● **Goal of the exercise**:
Each line of the data below that contains "Output" must be copied.

---------- Records shown ----------

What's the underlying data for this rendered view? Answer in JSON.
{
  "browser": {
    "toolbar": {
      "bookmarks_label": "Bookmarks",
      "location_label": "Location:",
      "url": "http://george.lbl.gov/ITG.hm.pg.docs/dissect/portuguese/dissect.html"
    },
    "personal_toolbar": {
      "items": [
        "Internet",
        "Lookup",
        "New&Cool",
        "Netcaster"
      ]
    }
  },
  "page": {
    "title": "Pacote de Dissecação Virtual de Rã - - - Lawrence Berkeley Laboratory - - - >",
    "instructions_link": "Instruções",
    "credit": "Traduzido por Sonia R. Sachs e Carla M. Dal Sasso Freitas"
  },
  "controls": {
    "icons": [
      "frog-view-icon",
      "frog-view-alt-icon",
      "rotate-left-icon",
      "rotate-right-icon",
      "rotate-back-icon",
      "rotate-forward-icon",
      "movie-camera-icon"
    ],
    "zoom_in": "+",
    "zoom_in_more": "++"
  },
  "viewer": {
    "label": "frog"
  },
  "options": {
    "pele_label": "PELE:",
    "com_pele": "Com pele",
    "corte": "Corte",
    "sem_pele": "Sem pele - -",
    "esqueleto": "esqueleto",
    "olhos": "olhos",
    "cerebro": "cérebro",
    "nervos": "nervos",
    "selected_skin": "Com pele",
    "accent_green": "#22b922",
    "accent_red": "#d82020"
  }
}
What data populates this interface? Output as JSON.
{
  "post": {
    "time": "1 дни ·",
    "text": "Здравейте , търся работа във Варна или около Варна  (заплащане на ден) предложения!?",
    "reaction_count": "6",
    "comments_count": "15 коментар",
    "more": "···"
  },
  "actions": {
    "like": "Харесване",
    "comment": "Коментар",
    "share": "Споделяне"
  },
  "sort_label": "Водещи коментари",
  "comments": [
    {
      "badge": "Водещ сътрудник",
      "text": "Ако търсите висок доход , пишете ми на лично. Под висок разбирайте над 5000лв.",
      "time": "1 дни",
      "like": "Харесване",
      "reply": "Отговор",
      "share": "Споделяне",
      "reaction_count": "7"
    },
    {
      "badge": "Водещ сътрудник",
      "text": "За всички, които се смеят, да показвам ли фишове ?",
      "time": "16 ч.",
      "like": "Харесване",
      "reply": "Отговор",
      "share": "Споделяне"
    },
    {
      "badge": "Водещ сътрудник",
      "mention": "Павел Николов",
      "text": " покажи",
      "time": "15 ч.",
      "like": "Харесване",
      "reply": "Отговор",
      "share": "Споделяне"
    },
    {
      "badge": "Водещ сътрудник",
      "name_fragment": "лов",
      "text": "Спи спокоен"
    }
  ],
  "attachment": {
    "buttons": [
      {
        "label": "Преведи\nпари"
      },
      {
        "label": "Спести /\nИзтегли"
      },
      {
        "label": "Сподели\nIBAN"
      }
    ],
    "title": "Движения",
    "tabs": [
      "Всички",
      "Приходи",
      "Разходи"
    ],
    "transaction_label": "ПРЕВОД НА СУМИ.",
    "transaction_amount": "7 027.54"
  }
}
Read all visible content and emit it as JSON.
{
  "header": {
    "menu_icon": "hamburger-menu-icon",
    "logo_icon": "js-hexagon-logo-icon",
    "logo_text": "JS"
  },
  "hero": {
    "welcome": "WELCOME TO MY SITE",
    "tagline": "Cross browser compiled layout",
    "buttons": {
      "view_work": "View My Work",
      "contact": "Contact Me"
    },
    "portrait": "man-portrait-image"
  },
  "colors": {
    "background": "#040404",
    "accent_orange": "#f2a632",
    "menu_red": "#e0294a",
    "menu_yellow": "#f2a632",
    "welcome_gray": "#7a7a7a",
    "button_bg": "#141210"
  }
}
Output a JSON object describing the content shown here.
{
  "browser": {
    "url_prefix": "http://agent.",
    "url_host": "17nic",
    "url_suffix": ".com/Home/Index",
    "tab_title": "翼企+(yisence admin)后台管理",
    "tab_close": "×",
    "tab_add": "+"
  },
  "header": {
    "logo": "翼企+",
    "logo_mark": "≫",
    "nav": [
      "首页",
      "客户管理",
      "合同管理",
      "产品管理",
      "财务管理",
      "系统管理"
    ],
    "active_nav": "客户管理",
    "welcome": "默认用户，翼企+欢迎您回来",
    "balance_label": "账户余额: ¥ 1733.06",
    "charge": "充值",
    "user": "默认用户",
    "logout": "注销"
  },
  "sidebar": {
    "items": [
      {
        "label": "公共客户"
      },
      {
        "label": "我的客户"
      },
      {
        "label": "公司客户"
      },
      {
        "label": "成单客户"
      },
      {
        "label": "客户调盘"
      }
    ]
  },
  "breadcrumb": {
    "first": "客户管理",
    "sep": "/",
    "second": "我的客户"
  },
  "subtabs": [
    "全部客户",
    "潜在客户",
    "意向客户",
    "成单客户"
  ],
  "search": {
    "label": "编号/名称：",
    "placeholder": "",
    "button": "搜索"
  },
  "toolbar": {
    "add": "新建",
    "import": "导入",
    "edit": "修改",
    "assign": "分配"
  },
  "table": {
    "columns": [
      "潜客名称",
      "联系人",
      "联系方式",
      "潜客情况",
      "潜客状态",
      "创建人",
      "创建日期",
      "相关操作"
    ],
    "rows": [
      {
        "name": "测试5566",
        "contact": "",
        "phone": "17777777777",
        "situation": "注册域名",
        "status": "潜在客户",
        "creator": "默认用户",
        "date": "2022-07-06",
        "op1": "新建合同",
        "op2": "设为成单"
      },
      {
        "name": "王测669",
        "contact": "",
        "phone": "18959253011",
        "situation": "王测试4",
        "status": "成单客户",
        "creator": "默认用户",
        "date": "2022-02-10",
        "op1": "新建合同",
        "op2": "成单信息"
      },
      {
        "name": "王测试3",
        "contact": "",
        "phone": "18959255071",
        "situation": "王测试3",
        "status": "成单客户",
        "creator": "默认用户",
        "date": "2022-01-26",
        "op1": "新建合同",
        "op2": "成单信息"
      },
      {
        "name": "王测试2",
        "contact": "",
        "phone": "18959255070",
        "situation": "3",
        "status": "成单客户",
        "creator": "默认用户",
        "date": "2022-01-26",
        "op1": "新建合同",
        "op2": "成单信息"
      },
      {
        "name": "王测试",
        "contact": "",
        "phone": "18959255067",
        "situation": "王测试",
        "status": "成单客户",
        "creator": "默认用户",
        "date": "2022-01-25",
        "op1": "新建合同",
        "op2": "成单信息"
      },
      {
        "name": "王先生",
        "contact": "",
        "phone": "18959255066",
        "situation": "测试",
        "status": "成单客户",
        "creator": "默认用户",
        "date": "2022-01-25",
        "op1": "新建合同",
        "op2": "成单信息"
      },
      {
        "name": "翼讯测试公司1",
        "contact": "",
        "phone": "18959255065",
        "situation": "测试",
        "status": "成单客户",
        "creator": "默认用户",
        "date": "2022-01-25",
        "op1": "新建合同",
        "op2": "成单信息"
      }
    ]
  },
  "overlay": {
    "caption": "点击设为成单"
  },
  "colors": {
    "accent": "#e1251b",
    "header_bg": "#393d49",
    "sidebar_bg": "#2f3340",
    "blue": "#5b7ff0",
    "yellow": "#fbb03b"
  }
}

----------

● **The completed task**:
What data populates this interface? Output as JSON.
Output a JSON object describing the content shown here.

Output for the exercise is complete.